Tomorrow evening we will have a small gathering at our home. Just a few of Jake’s closest friends and family. We weren’t sure we wanted to do this, would be able to do this, but in the end we can scarcely let the day pass without acknowledging Jake’s impact on the world and the people he cared the most about. Plus, he did love a party. We will have cake, ice cream, cookies and most probably a good cry all around. Today I am in what I am calling pre-melancholy. A curious flat, listless state where I just wander from room to room, not quite sure what to do. Tomorrow will be worse. I sit in what was Jake’s room writing this, his books, photographs, cameras, and various collected objects surrounding me. His presence, or rather the presence of his absence fills the room. I look at the artifacts of a life cut so short, one that could have, should have been otherwise, but that was not to be. And I ask the same question over and over, as I have from the first instant … why. Why him? It is a question for which there is no answer.

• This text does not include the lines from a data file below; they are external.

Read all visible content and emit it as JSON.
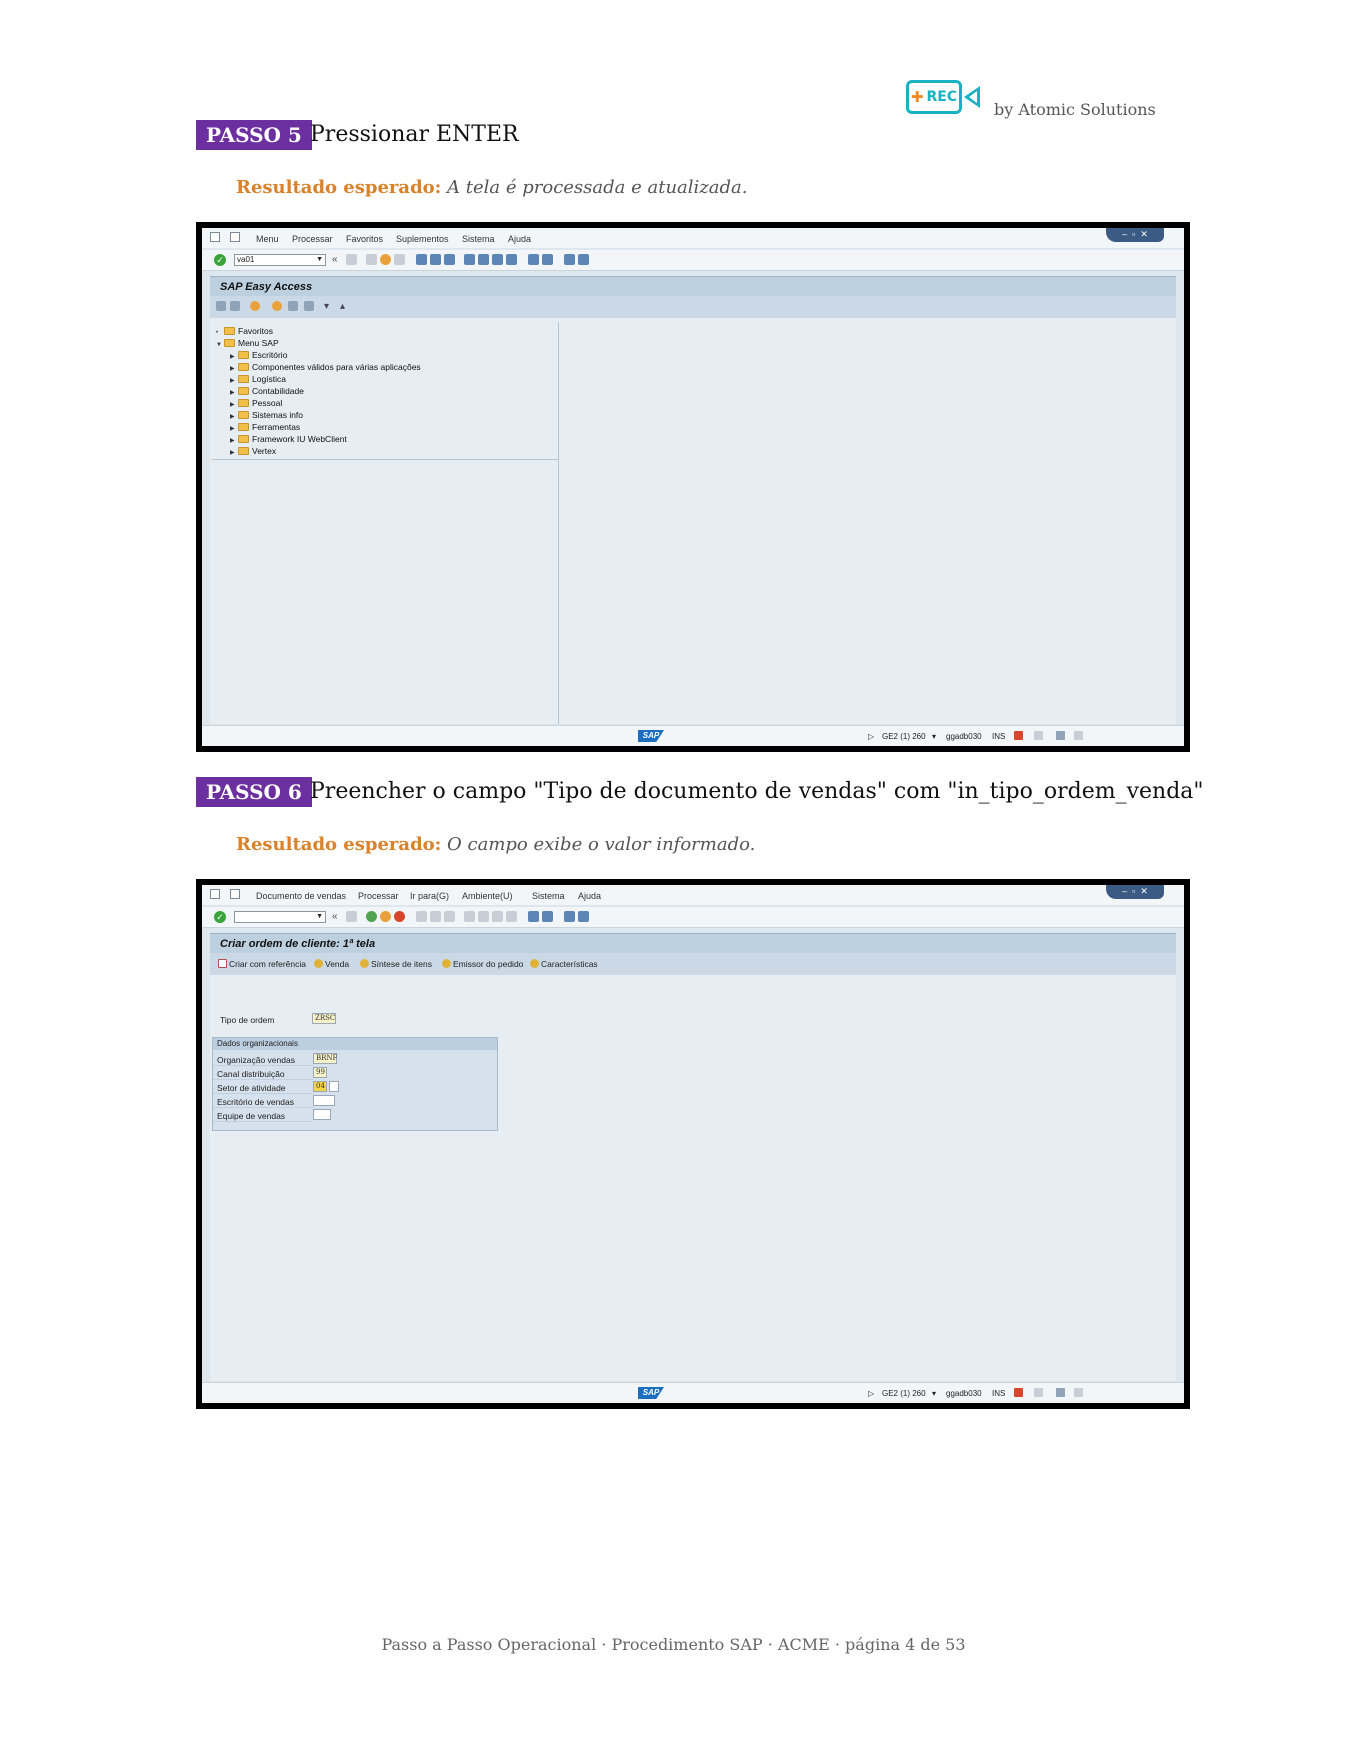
{
  "header": {
    "logo_text": "REC",
    "byline": "by Atomic Solutions"
  },
  "steps": [
    {
      "badge": "PASSO 5",
      "title": "Pressionar ENTER",
      "result_label": "Resultado esperado:",
      "result_text": "A tela é processada e atualizada.",
      "screen": {
        "menu": [
          "Menu",
          "Processar",
          "Favoritos",
          "Suplementos",
          "Sistema",
          "Ajuda"
        ],
        "ok_code": "va01",
        "title": "SAP Easy Access",
        "tree": [
          {
            "label": "Favoritos",
            "level": 0,
            "expanded": false
          },
          {
            "label": "Menu SAP",
            "level": 0,
            "expanded": true
          },
          {
            "label": "Escritório",
            "level": 1,
            "expanded": false
          },
          {
            "label": "Componentes válidos para várias aplicações",
            "level": 1,
            "expanded": false
          },
          {
            "label": "Logística",
            "level": 1,
            "expanded": false
          },
          {
            "label": "Contabilidade",
            "level": 1,
            "expanded": false
          },
          {
            "label": "Pessoal",
            "level": 1,
            "expanded": false
          },
          {
            "label": "Sistemas info",
            "level": 1,
            "expanded": false
          },
          {
            "label": "Ferramentas",
            "level": 1,
            "expanded": false
          },
          {
            "label": "Framework IU WebClient",
            "level": 1,
            "expanded": false
          },
          {
            "label": "Vertex",
            "level": 1,
            "expanded": false
          }
        ],
        "status": {
          "system": "GE2 (1) 260",
          "user": "ggadb030",
          "mode": "INS",
          "logo": "SAP"
        }
      }
    },
    {
      "badge": "PASSO 6",
      "title": "Preencher o campo \"Tipo de documento de vendas\" com \"in_tipo_ordem_venda\"",
      "result_label": "Resultado esperado:",
      "result_text": "O campo exibe o valor informado.",
      "screen": {
        "menu": [
          "Documento de vendas",
          "Processar",
          "Ir para(G)",
          "Ambiente(U)",
          "Sistema",
          "Ajuda"
        ],
        "ok_code": "",
        "title": "Criar ordem de cliente: 1ª tela",
        "app_toolbar": [
          "Criar com referência",
          "Venda",
          "Síntese de itens",
          "Emissor do pedido",
          "Características"
        ],
        "order_type_label": "Tipo de ordem",
        "order_type_value": "ZRSC",
        "org_group_title": "Dados organizacionais",
        "org_fields": [
          {
            "label": "Organização vendas",
            "value": "BRNF"
          },
          {
            "label": "Canal distribuição",
            "value": "99"
          },
          {
            "label": "Setor de atividade",
            "value": "04"
          },
          {
            "label": "Escritório de vendas",
            "value": ""
          },
          {
            "label": "Equipe de vendas",
            "value": ""
          }
        ],
        "status": {
          "system": "GE2 (1) 260",
          "user": "ggadb030",
          "mode": "INS",
          "logo": "SAP"
        }
      }
    }
  ],
  "footer": "Passo a Passo Operacional · Procedimento SAP · ACME · página 4 de 53"
}
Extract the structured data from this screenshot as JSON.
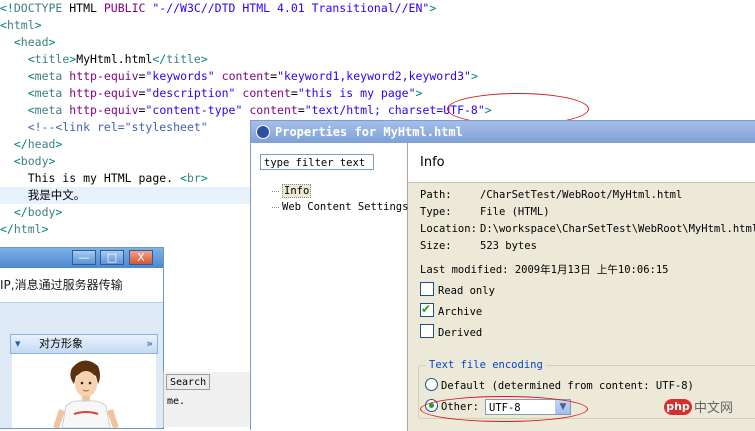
{
  "editor": {
    "lines": [
      {
        "parts": [
          {
            "c": "br",
            "t": "<!"
          },
          {
            "c": "tg",
            "t": "DOCTYPE"
          },
          {
            "c": "tx",
            "t": " HTML "
          },
          {
            "c": "at",
            "t": "PUBLIC"
          },
          {
            "c": "tx",
            "t": " "
          },
          {
            "c": "st",
            "t": "\"-//W3C//DTD HTML 4.01 Transitional//EN\""
          },
          {
            "c": "br",
            "t": ">"
          }
        ]
      },
      {
        "parts": [
          {
            "c": "br",
            "t": "<"
          },
          {
            "c": "tg",
            "t": "html"
          },
          {
            "c": "br",
            "t": ">"
          }
        ]
      },
      {
        "parts": [
          {
            "c": "tx",
            "t": "  "
          },
          {
            "c": "br",
            "t": "<"
          },
          {
            "c": "tg",
            "t": "head"
          },
          {
            "c": "br",
            "t": ">"
          }
        ]
      },
      {
        "parts": [
          {
            "c": "tx",
            "t": "    "
          },
          {
            "c": "br",
            "t": "<"
          },
          {
            "c": "tg",
            "t": "title"
          },
          {
            "c": "br",
            "t": ">"
          },
          {
            "c": "tx",
            "t": "MyHtml.html"
          },
          {
            "c": "br",
            "t": "</"
          },
          {
            "c": "tg",
            "t": "title"
          },
          {
            "c": "br",
            "t": ">"
          }
        ]
      },
      {
        "parts": [
          {
            "c": "tx",
            "t": "    "
          },
          {
            "c": "br",
            "t": "<"
          },
          {
            "c": "tg",
            "t": "meta"
          },
          {
            "c": "tx",
            "t": " "
          },
          {
            "c": "at",
            "t": "http-equiv"
          },
          {
            "c": "tx",
            "t": "="
          },
          {
            "c": "st",
            "t": "\"keywords\""
          },
          {
            "c": "tx",
            "t": " "
          },
          {
            "c": "at",
            "t": "content"
          },
          {
            "c": "tx",
            "t": "="
          },
          {
            "c": "st",
            "t": "\"keyword1,keyword2,keyword3\""
          },
          {
            "c": "br",
            "t": ">"
          }
        ]
      },
      {
        "parts": [
          {
            "c": "tx",
            "t": "    "
          },
          {
            "c": "br",
            "t": "<"
          },
          {
            "c": "tg",
            "t": "meta"
          },
          {
            "c": "tx",
            "t": " "
          },
          {
            "c": "at",
            "t": "http-equiv"
          },
          {
            "c": "tx",
            "t": "="
          },
          {
            "c": "st",
            "t": "\"description\""
          },
          {
            "c": "tx",
            "t": " "
          },
          {
            "c": "at",
            "t": "content"
          },
          {
            "c": "tx",
            "t": "="
          },
          {
            "c": "st",
            "t": "\"this is my page\""
          },
          {
            "c": "br",
            "t": ">"
          }
        ]
      },
      {
        "parts": [
          {
            "c": "tx",
            "t": "    "
          },
          {
            "c": "br",
            "t": "<"
          },
          {
            "c": "tg",
            "t": "meta"
          },
          {
            "c": "tx",
            "t": " "
          },
          {
            "c": "at",
            "t": "http-equiv"
          },
          {
            "c": "tx",
            "t": "="
          },
          {
            "c": "st",
            "t": "\"content-type\""
          },
          {
            "c": "tx",
            "t": " "
          },
          {
            "c": "at",
            "t": "content"
          },
          {
            "c": "tx",
            "t": "="
          },
          {
            "c": "st",
            "t": "\"text/html; charset=UTF-8\""
          },
          {
            "c": "br",
            "t": ">"
          }
        ]
      },
      {
        "parts": [
          {
            "c": "tx",
            "t": "    "
          },
          {
            "c": "cm",
            "t": "<!--<link rel=\"stylesheet\""
          }
        ]
      },
      {
        "parts": [
          {
            "c": "tx",
            "t": "  "
          },
          {
            "c": "br",
            "t": "</"
          },
          {
            "c": "tg",
            "t": "head"
          },
          {
            "c": "br",
            "t": ">"
          }
        ]
      },
      {
        "parts": [
          {
            "c": "tx",
            "t": "  "
          },
          {
            "c": "br",
            "t": "<"
          },
          {
            "c": "tg",
            "t": "body"
          },
          {
            "c": "br",
            "t": ">"
          }
        ]
      },
      {
        "parts": [
          {
            "c": "tx",
            "t": "    This is my HTML page. "
          },
          {
            "c": "br",
            "t": "<"
          },
          {
            "c": "tg",
            "t": "br"
          },
          {
            "c": "br",
            "t": ">"
          }
        ]
      },
      {
        "parts": [
          {
            "c": "tx",
            "t": "    我是中文。"
          }
        ],
        "highlight": true
      },
      {
        "parts": [
          {
            "c": "tx",
            "t": "  "
          },
          {
            "c": "br",
            "t": "</"
          },
          {
            "c": "tg",
            "t": "body"
          },
          {
            "c": "br",
            "t": ">"
          }
        ]
      },
      {
        "parts": [
          {
            "c": "br",
            "t": "</"
          },
          {
            "c": "tg",
            "t": "html"
          },
          {
            "c": "br",
            "t": ">"
          }
        ]
      }
    ]
  },
  "chat": {
    "min_glyph": "—",
    "max_glyph": "□",
    "close_glyph": "X",
    "message": "IP,消息通过服务器传输",
    "peer_header": "对方形象",
    "peer_toggle": "▾",
    "peer_expand": "»"
  },
  "search_panel": {
    "tab_label": "Search",
    "text": "me."
  },
  "dialog": {
    "title": "Properties for MyHtml.html",
    "filter_placeholder": "type filter text",
    "tree": [
      "Info",
      "Web Content Settings"
    ],
    "section_title": "Info",
    "props": [
      {
        "key": "Path:",
        "value": "/CharSetTest/WebRoot/MyHtml.html"
      },
      {
        "key": "Type:",
        "value": "File  (HTML)"
      },
      {
        "key": "Location:",
        "value": "D:\\workspace\\CharSetTest\\WebRoot\\MyHtml.html"
      },
      {
        "key": "Size:",
        "value": "523  bytes"
      }
    ],
    "last_modified_label": "Last modified:",
    "last_modified_value": "2009年1月13日 上午10:06:15",
    "checkboxes": [
      {
        "label": "Read only",
        "checked": false
      },
      {
        "label": "Archive",
        "checked": true
      },
      {
        "label": "Derived",
        "checked": false
      }
    ],
    "encoding_group": "Text file encoding",
    "radio_default": "Default (determined from content: UTF-8)",
    "radio_other": "Other:",
    "other_value": "UTF-8"
  },
  "watermark": {
    "badge": "php",
    "text": "中文网"
  },
  "colors": {
    "annotation_red": "#d81818",
    "tag": "#3f7f7f",
    "attribute": "#7f007f",
    "string": "#2a00ff",
    "comment": "#3f5fbf"
  }
}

Happy Birthday, Jakey Jake. Forever in our hearts, our Beautiful Boy.